San Francisco’s dining scene is in its prime. Build up an appetite exploring the notoriously vertical metropolis and fuel up at one of several eateries combining local California ingredients with techniques and flavors from around the globe. Here’s where to eat now.
This Nikkei (Peruvian-Japanese fusion) restaurant exudes style, from the manga artwork to gorgeously plated shareable plates like flower-adorned scallop ceviche resting in swipes of squash puree. Cocktails and an extensive sake list complement the range of dishes. (Closed Mondays; 1838 Union St., 415-525-4804, kaiyosf.com)
This “new-school” Italian eatery is big on innovation and Asian influence, with dishes like Berkshire pork spare ribs with a “Calabrian XO” sauce. Space is tight and highly sought after, so try and secure a reservation in advance. (Closed Mondays; 3431 19th St., 415-483-1112, prairiesf.com)
A combination retail shop, cafe, restaurant and fine dining spot, China Live wraps all the energy and flavor of Chinatown into a single space. In the large market restaurant, guests can order a range of dim sum, cold plates, noodles and shareable platters, like a whole Cantonese-style crispy skin garlic chicken. (644 Broadway, 415-788-8188, chinalivesf.com)

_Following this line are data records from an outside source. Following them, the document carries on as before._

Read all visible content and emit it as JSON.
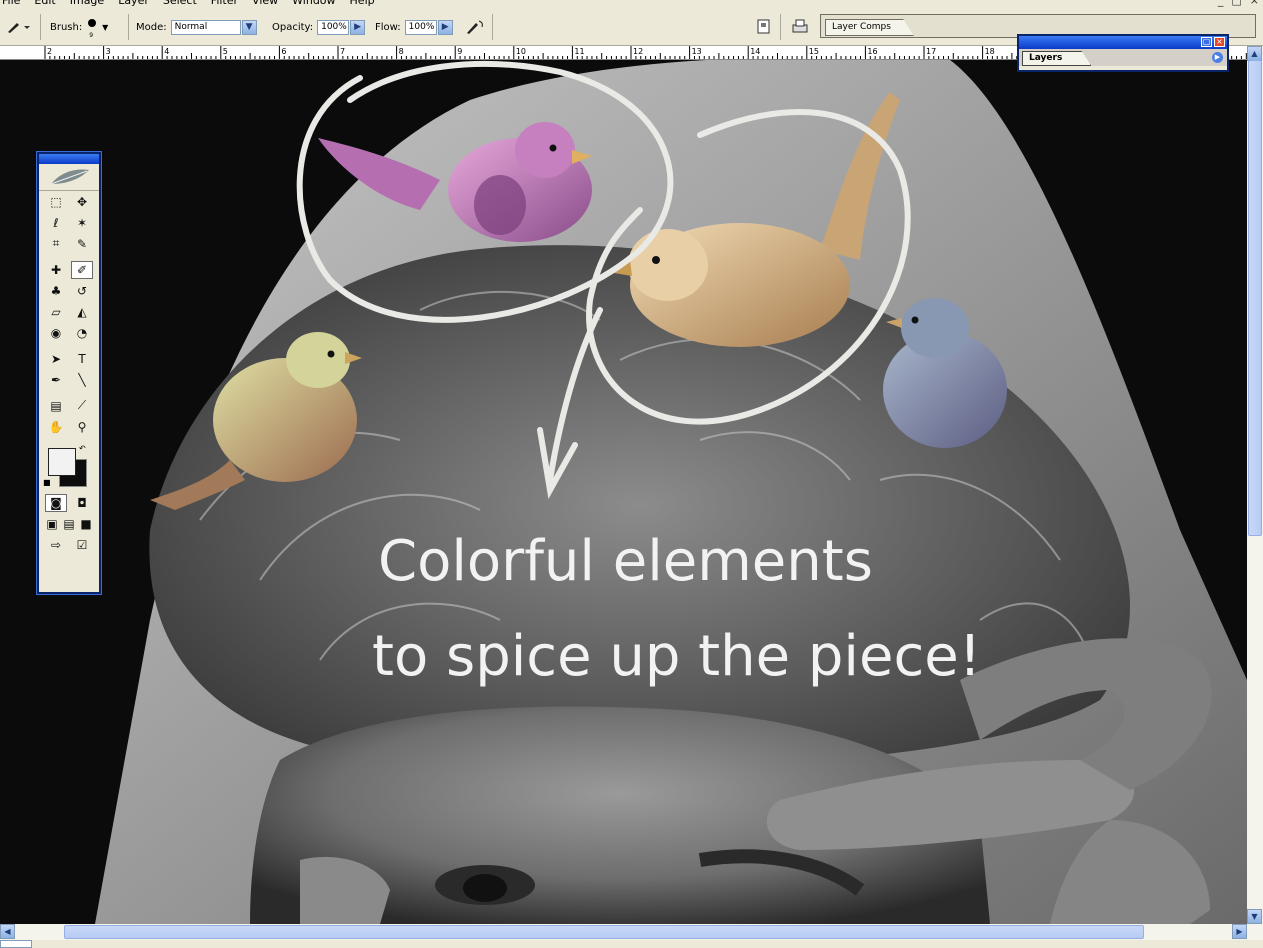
{
  "menubar": {
    "items": [
      "File",
      "Edit",
      "Image",
      "Layer",
      "Select",
      "Filter",
      "View",
      "Window",
      "Help"
    ],
    "window_controls": [
      "_",
      "□",
      "×"
    ]
  },
  "options_bar": {
    "brush_label": "Brush:",
    "brush_size": "9",
    "mode_label": "Mode:",
    "mode_value": "Normal",
    "opacity_label": "Opacity:",
    "opacity_value": "100%",
    "flow_label": "Flow:",
    "flow_value": "100%"
  },
  "palette_well": {
    "tab": "Layer Comps"
  },
  "ruler": {
    "ticks": [
      "2",
      "3",
      "4",
      "5",
      "6",
      "7",
      "8",
      "9",
      "10",
      "11",
      "12",
      "13",
      "14",
      "15",
      "16",
      "17",
      "18"
    ]
  },
  "canvas": {
    "annotation_line1": "Colorful elements",
    "annotation_line2": "to spice up the piece!"
  },
  "toolbox": {
    "tools": [
      [
        "marquee-tool",
        "move-tool"
      ],
      [
        "lasso-tool",
        "magic-wand-tool"
      ],
      [
        "crop-tool",
        "slice-tool"
      ],
      [
        "healing-brush-tool",
        "brush-tool"
      ],
      [
        "clone-stamp-tool",
        "history-brush-tool"
      ],
      [
        "eraser-tool",
        "paint-bucket-tool"
      ],
      [
        "blur-tool",
        "dodge-tool"
      ],
      [
        "path-selection-tool",
        "type-tool"
      ],
      [
        "pen-tool",
        "line-tool"
      ],
      [
        "notes-tool",
        "eyedropper-tool"
      ],
      [
        "hand-tool",
        "zoom-tool"
      ]
    ],
    "active_tool": "brush-tool",
    "foreground_color": "#f2f2f2",
    "background_color": "#0d0d0d"
  },
  "layers_palette": {
    "tab": "Layers"
  },
  "colors": {
    "chrome": "#ece9d8",
    "titlebar_blue": "#0a3bc8",
    "close_red": "#e24a2b",
    "bird_pink": "#c27ab8",
    "bird_tan": "#d7b78b",
    "bird_green": "#c9c08a",
    "bird_blue": "#7f8fa8"
  }
}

An offshoot of the endlessly popular Tartine Bakery, this nearby sit-down restaurant offers Tartine’s famous freshly baked breads in a plethora of tasty creations, from gooey grilled cheese to flatbread sandwiches. Pastries, breads and other grainy goods are available to go, as well as soft serve in homemade cones. (595 Alabama St., 415-757-0007, tartinebakery.com)
San Francisco Museum of Modern Art: Block out a few hours to weave your way through a seven-floor survey of modern art, where lesser-known pieces by artists important to world art history and San Francisco, like Frida Kahlo and 1960s pop artists, are interwoven with international artwork spanning decades. (Closed Wednesdays, admission $25/adults, $22/seniors, $19/ages 19-24; 151 Third St., 415-357-4000, sfmoma.org)

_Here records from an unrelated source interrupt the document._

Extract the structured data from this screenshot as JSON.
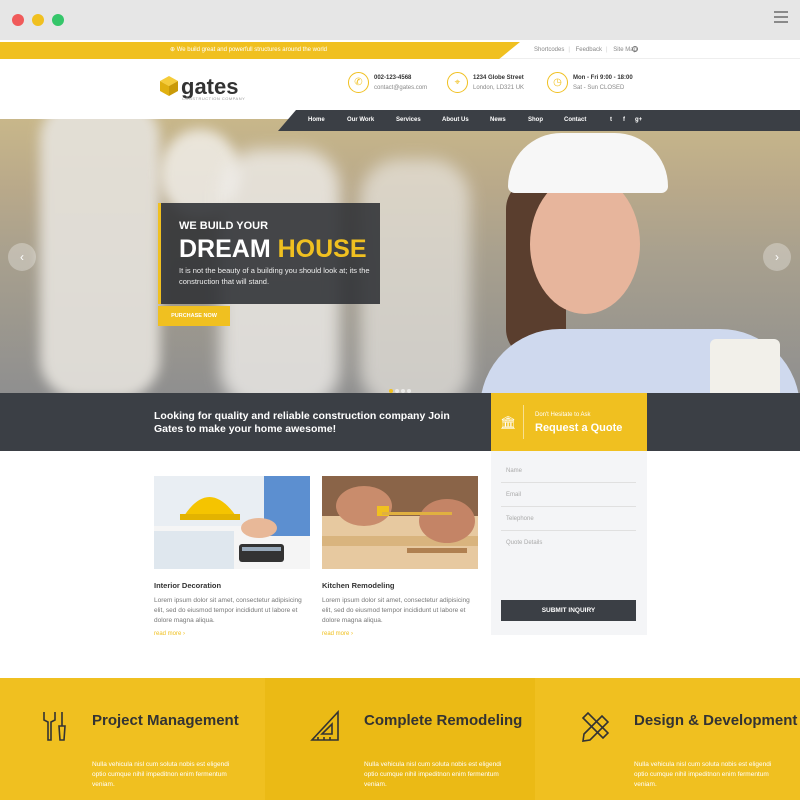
{
  "topbar": {
    "message": "⊕ We build great and powerfull structures around the world",
    "links": [
      "Shortcodes",
      "Feedback",
      "Site Map"
    ]
  },
  "logo": {
    "name": "gates",
    "tagline": "CONSTRUCTION COMPANY"
  },
  "header_info": [
    {
      "icon": "phone-icon",
      "line1": "002-123-4568",
      "line2": "contact@gates.com"
    },
    {
      "icon": "map-pin-icon",
      "line1": "1234 Globe Street",
      "line2": "London, LD321 UK"
    },
    {
      "icon": "clock-icon",
      "line1": "Mon - Fri 9:00 - 18:00",
      "line2": "Sat - Sun CLOSED"
    }
  ],
  "nav": {
    "items": [
      "Home",
      "Our Work",
      "Services",
      "About Us",
      "News",
      "Shop",
      "Contact"
    ],
    "social": [
      "twitter-icon",
      "facebook-icon",
      "google-plus-icon"
    ]
  },
  "hero": {
    "kicker": "WE BUILD YOUR",
    "headline_a": "DREAM",
    "headline_b": "HOUSE",
    "text": "It is not the beauty of a building you should look at; its the construction that will stand.",
    "button": "PURCHASE NOW",
    "slides": 4,
    "active_slide": 1
  },
  "cta": {
    "text": "Looking for quality and reliable construction company Join Gates to make your home awesome!",
    "quote_small": "Don't Hesitate to Ask",
    "quote_big": "Request a Quote"
  },
  "form": {
    "fields": [
      "Name",
      "Email",
      "Telephone",
      "Quote Details"
    ],
    "submit": "SUBMIT INQUIRY"
  },
  "cards": [
    {
      "title": "Interior Decoration",
      "body": "Lorem ipsum dolor sit amet, consectetur adipisicing elit, sed do eiusmod tempor incididunt ut labore et dolore magna aliqua.",
      "more": "read more ›"
    },
    {
      "title": "Kitchen Remodeling",
      "body": "Lorem ipsum dolor sit amet, consectetur adipisicing elit, sed do eiusmod tempor incididunt ut labore et dolore magna aliqua.",
      "more": "read more ›"
    }
  ],
  "features": [
    {
      "icon": "tools-icon",
      "title": "Project Management",
      "body": "Nulla vehicula nisl cum soluta nobis est eligendi optio cumque nihil impeditnon enim fermentum veniam.",
      "color": "#f0c020"
    },
    {
      "icon": "ruler-triangle-icon",
      "title": "Complete Remodeling",
      "body": "Nulla vehicula nisl cum soluta nobis est eligendi optio cumque nihil impeditnon enim fermentum veniam.",
      "color": "#ebba15"
    },
    {
      "icon": "pencil-ruler-icon",
      "title": "Design & Development",
      "body": "Nulla vehicula nisl cum soluta nobis est eligendi optio cumque nihil impeditnon enim fermentum veniam.",
      "color": "#f0c020"
    }
  ],
  "colors": {
    "accent": "#f0c020",
    "dark": "#3b3f45"
  }
}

Mission Dolores Park: Comparable to Central Park in popularity (if not quite scale), this park is a public gathering spot for San Franciscans all year long. Wander through the palm trees, absorb the skyline views and perhaps join in a drum circle or unofficial dog social. (Dolores and 19th streets)
City Lights Bookstore: An independent bookstore, publishing house and gathering spot for creatives since the early 1950s, this charming shop steps from the famous Chinatown Gate offers everything from contemporary fiction to a “Pedagogies of Resistance” section focusing on revolution-inspiring texts. (261 Columbus Ave., 415-362-8193, citylights.com)
GOOD TO KNOW
Getting around: San Francisco may be famed for its cable cars, but the signature trolleys are only one of many easy and convenient forms of public transit. Download the free MuniMobile and BART (Bay Area Rapid Transit) apps to prepay for tickets and access helpful maps and schedules for trains and streetcars. Rideshare services are also rampant.
Where to stay: The Tenderloin has a rough reputation. But new streetlights and increased government efforts to revitalize the neighborhood are luring locals and tourists to the Proper Hotel San Francisco. The hotel’s rooftop bar, Charmaine’s, with firepits, craft cocktails and small bites, is another draw. (1100 Market St., 415-735-7777, properhotel.com)